▶ What to produce
A line qualifies if it holds the string "content". Copy every qualifying line from the records.

▶ Source records
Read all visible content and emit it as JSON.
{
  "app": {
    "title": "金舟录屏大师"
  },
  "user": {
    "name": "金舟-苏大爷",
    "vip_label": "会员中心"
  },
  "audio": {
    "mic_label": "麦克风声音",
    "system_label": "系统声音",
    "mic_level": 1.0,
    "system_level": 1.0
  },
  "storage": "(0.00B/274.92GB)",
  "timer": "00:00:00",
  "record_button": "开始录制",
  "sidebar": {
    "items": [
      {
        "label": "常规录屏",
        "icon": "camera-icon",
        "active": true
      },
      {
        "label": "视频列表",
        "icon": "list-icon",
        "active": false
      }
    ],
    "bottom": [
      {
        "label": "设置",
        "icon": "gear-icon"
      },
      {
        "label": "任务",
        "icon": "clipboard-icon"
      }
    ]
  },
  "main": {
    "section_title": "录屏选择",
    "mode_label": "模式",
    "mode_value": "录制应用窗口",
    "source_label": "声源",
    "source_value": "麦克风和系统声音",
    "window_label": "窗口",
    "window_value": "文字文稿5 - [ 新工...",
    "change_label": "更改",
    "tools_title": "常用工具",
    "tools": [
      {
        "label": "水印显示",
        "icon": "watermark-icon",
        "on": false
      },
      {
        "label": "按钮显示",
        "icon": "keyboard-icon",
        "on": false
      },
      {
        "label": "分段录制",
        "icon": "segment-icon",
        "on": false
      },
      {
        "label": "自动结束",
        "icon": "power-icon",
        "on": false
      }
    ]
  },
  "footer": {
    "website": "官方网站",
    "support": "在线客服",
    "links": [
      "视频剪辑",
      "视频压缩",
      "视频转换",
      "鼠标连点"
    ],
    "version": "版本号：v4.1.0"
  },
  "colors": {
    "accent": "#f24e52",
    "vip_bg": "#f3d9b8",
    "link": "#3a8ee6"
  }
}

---

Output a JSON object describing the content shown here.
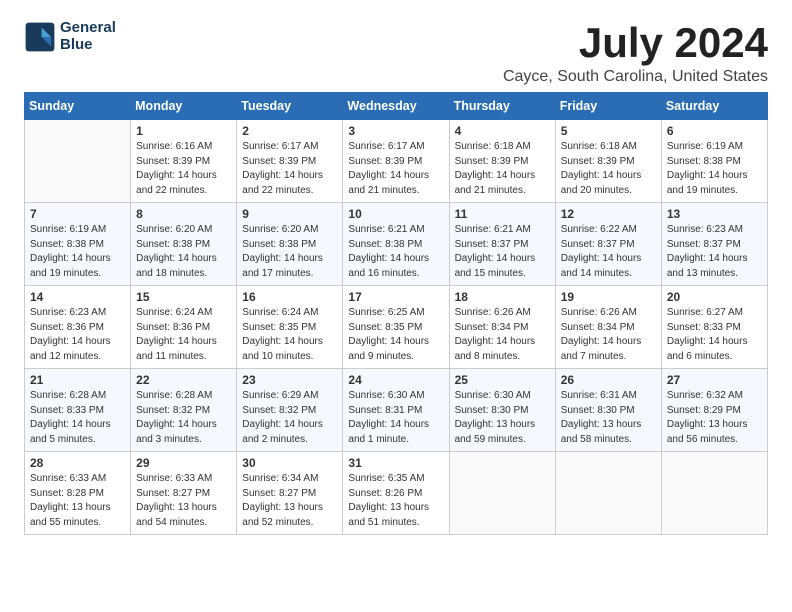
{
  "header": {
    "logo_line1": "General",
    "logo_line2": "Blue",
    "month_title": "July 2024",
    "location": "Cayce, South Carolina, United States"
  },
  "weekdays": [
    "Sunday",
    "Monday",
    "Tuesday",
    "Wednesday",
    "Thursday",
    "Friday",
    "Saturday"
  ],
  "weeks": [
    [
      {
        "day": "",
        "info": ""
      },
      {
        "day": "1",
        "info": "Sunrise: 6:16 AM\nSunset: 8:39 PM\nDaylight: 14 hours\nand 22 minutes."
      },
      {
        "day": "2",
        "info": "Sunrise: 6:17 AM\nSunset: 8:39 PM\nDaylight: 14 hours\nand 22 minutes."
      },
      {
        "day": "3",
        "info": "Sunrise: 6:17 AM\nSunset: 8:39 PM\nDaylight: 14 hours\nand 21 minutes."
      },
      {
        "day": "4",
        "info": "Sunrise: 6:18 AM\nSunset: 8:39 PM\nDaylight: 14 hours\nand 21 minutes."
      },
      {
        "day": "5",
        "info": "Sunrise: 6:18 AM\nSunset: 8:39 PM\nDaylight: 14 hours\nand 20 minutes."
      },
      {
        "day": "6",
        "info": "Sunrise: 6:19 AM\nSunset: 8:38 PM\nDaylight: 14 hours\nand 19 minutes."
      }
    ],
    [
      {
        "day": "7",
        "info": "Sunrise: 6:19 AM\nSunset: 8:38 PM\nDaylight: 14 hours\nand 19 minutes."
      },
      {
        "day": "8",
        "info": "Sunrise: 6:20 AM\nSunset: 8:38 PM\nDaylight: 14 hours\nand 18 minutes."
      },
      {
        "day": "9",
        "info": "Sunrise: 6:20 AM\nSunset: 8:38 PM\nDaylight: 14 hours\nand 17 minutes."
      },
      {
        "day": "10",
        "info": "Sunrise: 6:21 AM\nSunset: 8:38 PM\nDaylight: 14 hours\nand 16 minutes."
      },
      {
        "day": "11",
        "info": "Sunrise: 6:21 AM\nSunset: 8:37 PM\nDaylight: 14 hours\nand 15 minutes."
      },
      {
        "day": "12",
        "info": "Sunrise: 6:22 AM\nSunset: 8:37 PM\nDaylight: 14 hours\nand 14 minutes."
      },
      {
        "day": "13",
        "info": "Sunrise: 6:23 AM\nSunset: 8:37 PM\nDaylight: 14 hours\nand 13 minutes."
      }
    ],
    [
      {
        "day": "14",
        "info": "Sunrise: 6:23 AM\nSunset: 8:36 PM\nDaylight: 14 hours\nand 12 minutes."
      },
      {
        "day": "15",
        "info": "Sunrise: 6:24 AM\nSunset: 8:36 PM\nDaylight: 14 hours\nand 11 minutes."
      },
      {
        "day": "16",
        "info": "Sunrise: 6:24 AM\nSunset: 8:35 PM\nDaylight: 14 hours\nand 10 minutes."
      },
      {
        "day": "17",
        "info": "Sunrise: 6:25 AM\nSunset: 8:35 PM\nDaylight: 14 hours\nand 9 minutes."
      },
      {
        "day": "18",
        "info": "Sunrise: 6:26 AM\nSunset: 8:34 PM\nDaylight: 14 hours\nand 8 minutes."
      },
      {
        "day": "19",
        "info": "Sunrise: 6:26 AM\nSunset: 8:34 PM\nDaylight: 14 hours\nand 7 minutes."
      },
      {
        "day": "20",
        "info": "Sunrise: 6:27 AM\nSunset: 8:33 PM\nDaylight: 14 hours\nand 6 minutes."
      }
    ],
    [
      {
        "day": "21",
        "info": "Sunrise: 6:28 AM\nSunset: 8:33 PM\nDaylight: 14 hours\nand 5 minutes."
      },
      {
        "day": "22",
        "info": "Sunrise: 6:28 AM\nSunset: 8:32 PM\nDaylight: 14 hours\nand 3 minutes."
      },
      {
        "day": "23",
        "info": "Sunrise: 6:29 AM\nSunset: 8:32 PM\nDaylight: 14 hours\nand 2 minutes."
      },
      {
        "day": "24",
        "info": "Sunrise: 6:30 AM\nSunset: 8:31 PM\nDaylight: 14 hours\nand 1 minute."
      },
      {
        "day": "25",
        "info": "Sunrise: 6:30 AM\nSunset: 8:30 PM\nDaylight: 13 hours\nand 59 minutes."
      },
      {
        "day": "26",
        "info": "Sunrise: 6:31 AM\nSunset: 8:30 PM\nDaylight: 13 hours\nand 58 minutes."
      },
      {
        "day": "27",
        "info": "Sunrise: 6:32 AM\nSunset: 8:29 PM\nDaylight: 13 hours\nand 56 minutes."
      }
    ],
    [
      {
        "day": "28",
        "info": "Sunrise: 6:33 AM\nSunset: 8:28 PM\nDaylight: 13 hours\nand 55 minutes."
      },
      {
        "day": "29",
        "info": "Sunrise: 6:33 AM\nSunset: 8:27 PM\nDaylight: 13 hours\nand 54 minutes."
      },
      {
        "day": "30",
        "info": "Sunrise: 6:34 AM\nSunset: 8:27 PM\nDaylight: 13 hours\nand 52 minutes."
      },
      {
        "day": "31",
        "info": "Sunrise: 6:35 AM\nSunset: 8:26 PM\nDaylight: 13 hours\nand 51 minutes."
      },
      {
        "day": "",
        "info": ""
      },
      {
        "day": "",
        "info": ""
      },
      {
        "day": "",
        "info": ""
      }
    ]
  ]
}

▶ Expected output
Read all visible content and emit it as JSON.
Output a JSON object describing the content shown here.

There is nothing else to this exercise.